Larry Shinoda was well rewarded for his contributions. Just before the Mako Shark-II project, Larry was promoted to Chief Designer for Special Vehicles, where he coordinated efforts with Frank Winchell’s Chevy R&D group and Vince Piggins Performance Group. But by 1968, the self-confessed malcontent left GM to work with his friend Semon “Bunkie” Knudsen, the new president of FoMoCo. Larry’s new position at Ford was Executive of All High-Performance and Show Vehicles. Shinoda was responsible for the Boss 302 and 429, the Torino Talladega, Cougar Eliminator, the King Cobra, the Torino Design Study, Cyclone Spoiler II, and the Mustang and Torino pace cars. But life inside Ford was more turbulent than GM, and after 16 months, Knudsen and Shinoda were fired. The Shinoda/Knudsen team then formed RV company RecTrans, which was soon bought by White Motor Company, with Knudsen as president.

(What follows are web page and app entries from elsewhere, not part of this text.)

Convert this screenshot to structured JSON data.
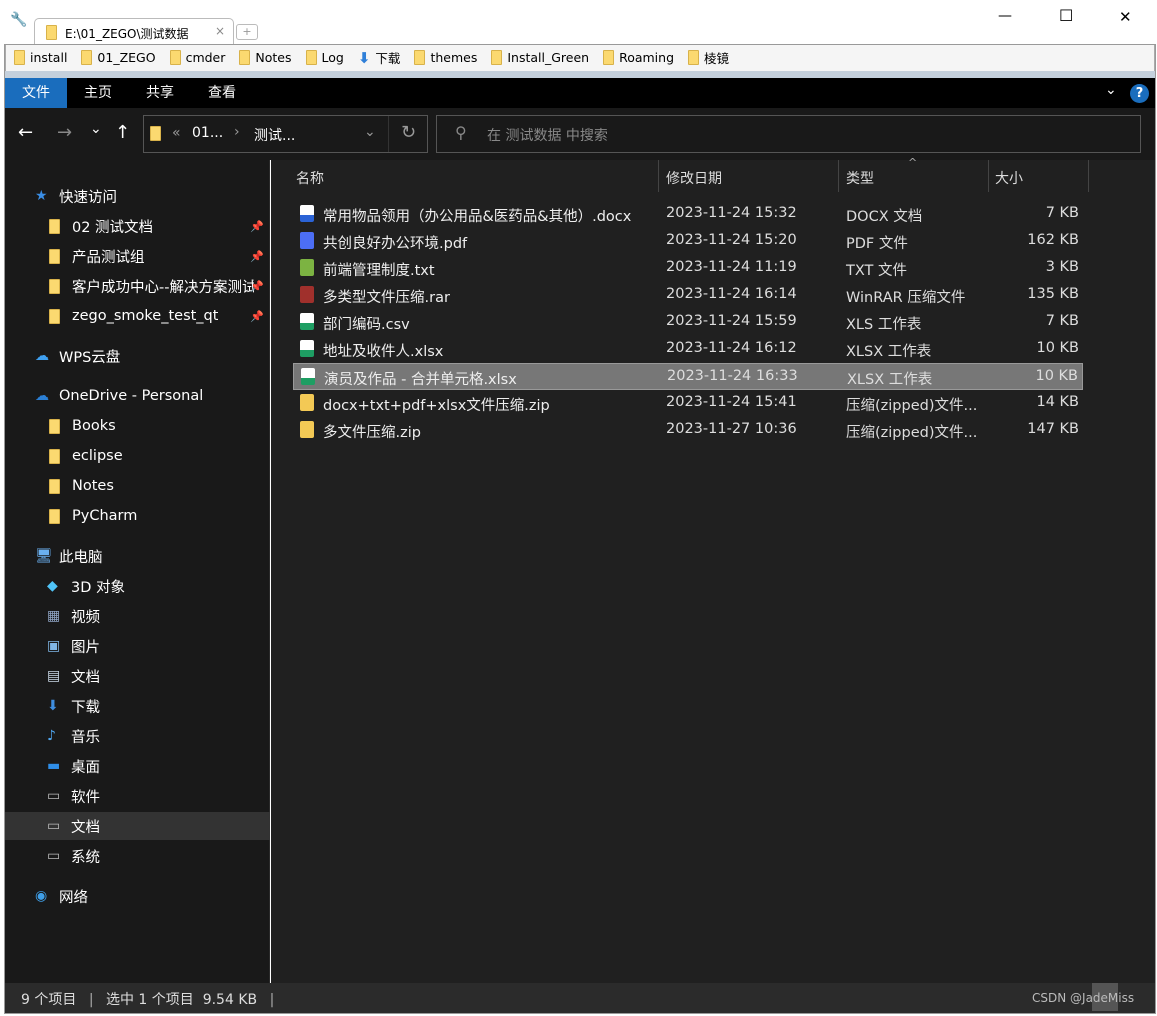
{
  "window": {
    "tab_title": "E:\\01_ZEGO\\测试数据",
    "minimize": "—",
    "maximize": "☐",
    "close": "✕",
    "tab_close": "×",
    "new_tab": "+"
  },
  "bookmarks": [
    {
      "label": "install",
      "icon": "folder"
    },
    {
      "label": "01_ZEGO",
      "icon": "folder"
    },
    {
      "label": "cmder",
      "icon": "folder"
    },
    {
      "label": "Notes",
      "icon": "folder"
    },
    {
      "label": "Log",
      "icon": "folder"
    },
    {
      "label": "下载",
      "icon": "download"
    },
    {
      "label": "themes",
      "icon": "folder"
    },
    {
      "label": "Install_Green",
      "icon": "folder"
    },
    {
      "label": "Roaming",
      "icon": "folder"
    },
    {
      "label": "棱镜",
      "icon": "folder"
    }
  ],
  "ribbon": {
    "tabs": [
      "文件",
      "主页",
      "共享",
      "查看"
    ],
    "help": "?"
  },
  "nav": {
    "back": "←",
    "forward": "→",
    "recent": "⌄",
    "up": "↑",
    "crumbs": [
      "«",
      "01...",
      "›",
      "测试..."
    ],
    "refresh": "↻",
    "search_placeholder": "在 测试数据 中搜索"
  },
  "sidebar": [
    {
      "label": "快速访问",
      "icon": "star",
      "level": 0
    },
    {
      "label": "02 测试文档",
      "icon": "folder",
      "level": 1,
      "pinned": true
    },
    {
      "label": "产品测试组",
      "icon": "folder-user",
      "level": 1,
      "pinned": true
    },
    {
      "label": "客户成功中心--解决方案测试",
      "icon": "folder",
      "level": 1,
      "pinned": true
    },
    {
      "label": "zego_smoke_test_qt",
      "icon": "folder",
      "level": 1,
      "pinned": true
    },
    {
      "label": "WPS云盘",
      "icon": "cloud",
      "level": 0,
      "gap": true
    },
    {
      "label": "OneDrive - Personal",
      "icon": "onedrive",
      "level": 0,
      "gap": true
    },
    {
      "label": "Books",
      "icon": "folder",
      "level": 1
    },
    {
      "label": "eclipse",
      "icon": "folder",
      "level": 1
    },
    {
      "label": "Notes",
      "icon": "folder",
      "level": 1
    },
    {
      "label": "PyCharm",
      "icon": "folder",
      "level": 1
    },
    {
      "label": "此电脑",
      "icon": "computer",
      "level": 0,
      "gap": true
    },
    {
      "label": "3D 对象",
      "icon": "cube",
      "level": 1
    },
    {
      "label": "视频",
      "icon": "video",
      "level": 1
    },
    {
      "label": "图片",
      "icon": "picture",
      "level": 1
    },
    {
      "label": "文档",
      "icon": "document",
      "level": 1
    },
    {
      "label": "下载",
      "icon": "download",
      "level": 1
    },
    {
      "label": "音乐",
      "icon": "music",
      "level": 1
    },
    {
      "label": "桌面",
      "icon": "desktop",
      "level": 1
    },
    {
      "label": "软件",
      "icon": "drive",
      "level": 1
    },
    {
      "label": "文档",
      "icon": "drive",
      "level": 1,
      "selected": true
    },
    {
      "label": "系统",
      "icon": "drive",
      "level": 1
    },
    {
      "label": "网络",
      "icon": "network",
      "level": 0,
      "gap": true
    }
  ],
  "columns": {
    "name": "名称",
    "date": "修改日期",
    "type": "类型",
    "size": "大小"
  },
  "files": [
    {
      "name": "常用物品领用（办公用品&医药品&其他）.docx",
      "date": "2023-11-24 15:32",
      "type": "DOCX 文档",
      "size": "7 KB",
      "icon": "word",
      "color": "#2b63d6"
    },
    {
      "name": "共创良好办公环境.pdf",
      "date": "2023-11-24 15:20",
      "type": "PDF 文件",
      "size": "162 KB",
      "icon": "pdf",
      "color": "#4c6ef5"
    },
    {
      "name": "前端管理制度.txt",
      "date": "2023-11-24 11:19",
      "type": "TXT 文件",
      "size": "3 KB",
      "icon": "text",
      "color": "#7cb342"
    },
    {
      "name": "多类型文件压缩.rar",
      "date": "2023-11-24 16:14",
      "type": "WinRAR 压缩文件",
      "size": "135 KB",
      "icon": "winrar",
      "color": "#a0302c"
    },
    {
      "name": "部门编码.csv",
      "date": "2023-11-24 15:59",
      "type": "XLS 工作表",
      "size": "7 KB",
      "icon": "spreadsheet",
      "color": "#1e9e63"
    },
    {
      "name": "地址及收件人.xlsx",
      "date": "2023-11-24 16:12",
      "type": "XLSX 工作表",
      "size": "10 KB",
      "icon": "spreadsheet",
      "color": "#1e9e63"
    },
    {
      "name": "演员及作品 - 合并单元格.xlsx",
      "date": "2023-11-24 16:33",
      "type": "XLSX 工作表",
      "size": "10 KB",
      "icon": "spreadsheet",
      "color": "#1e9e63",
      "selected": true
    },
    {
      "name": "docx+txt+pdf+xlsx文件压缩.zip",
      "date": "2023-11-24 15:41",
      "type": "压缩(zipped)文件...",
      "size": "14 KB",
      "icon": "zip",
      "color": "#f3c955"
    },
    {
      "name": "多文件压缩.zip",
      "date": "2023-11-27 10:36",
      "type": "压缩(zipped)文件...",
      "size": "147 KB",
      "icon": "zip",
      "color": "#f3c955"
    }
  ],
  "status": {
    "count": "9 个项目",
    "selected": "选中 1 个项目  9.54 KB",
    "watermark": "CSDN @JadeMiss"
  }
}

The last chapter of Shinoda’s career began in 1976 when he created Shinoda Design Associates, Inc, with a staff of designers, clay modelers, technicians, engineers, and fabricators. Shinoda’s team worked to help client’s profitability with excellent design that would be appealing to their client’s truck, boat, motorcycle, and golf equipment products. Larry’s last Corvette project was the Shinoda/Mears Corvette body kit.
Larry’s older sister Grace had this to say about her famous brother. “Creative people take risks. They see things in new ways that the establishment doesn’t agree with.” She certainly knew her brother very well.

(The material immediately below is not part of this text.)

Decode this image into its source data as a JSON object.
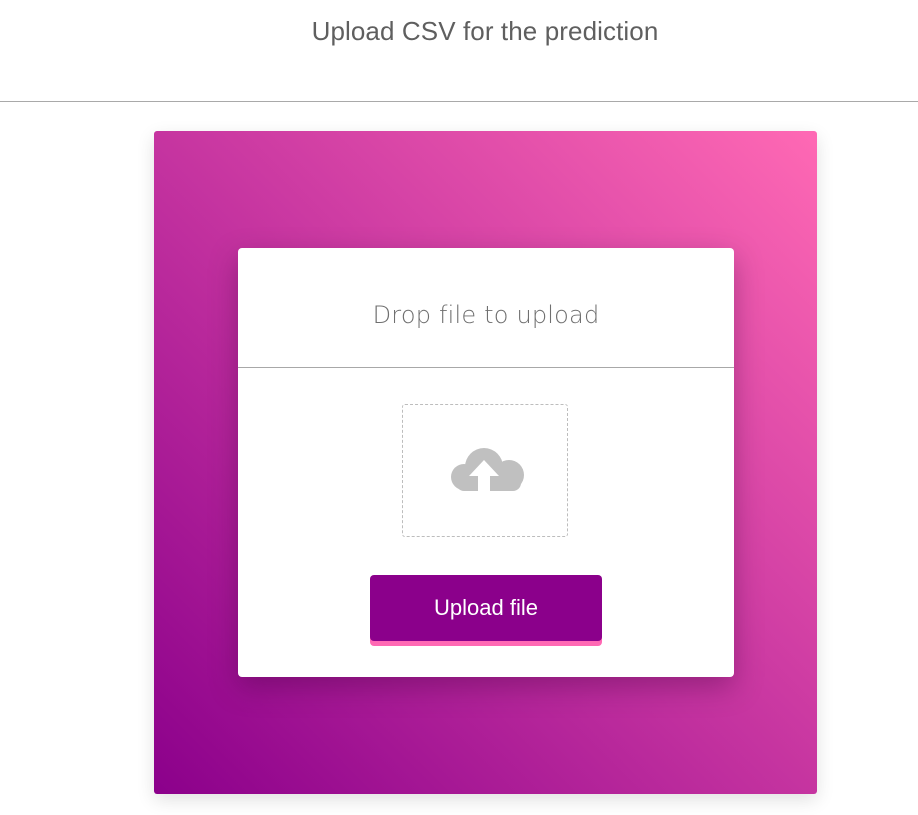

Larry passed on November 13, 1997, but on January 6, 1997, he completed and signed a color rendering of a C5 Corvette Split-Window coupe with C2-style front and rear fender humps and rear bumper cover. Clearly, Larry wanted to see more “Sting Ray” in the then-new C5. Unfortunately, Larry’s health issues got in the way and the project never went past the illustration stage. The following year Larry was inducted into the National Corvette Museum Hall of Fame. And in 1995, Larry was inducted into the Mustang Club of America’s Mustang Hall of Fame. Larry Shinoda was outspoken (often to his own determent), candid, humorous, and firmly believed in whatever he was doing. Vette
Illustrations by K. Scott Teeters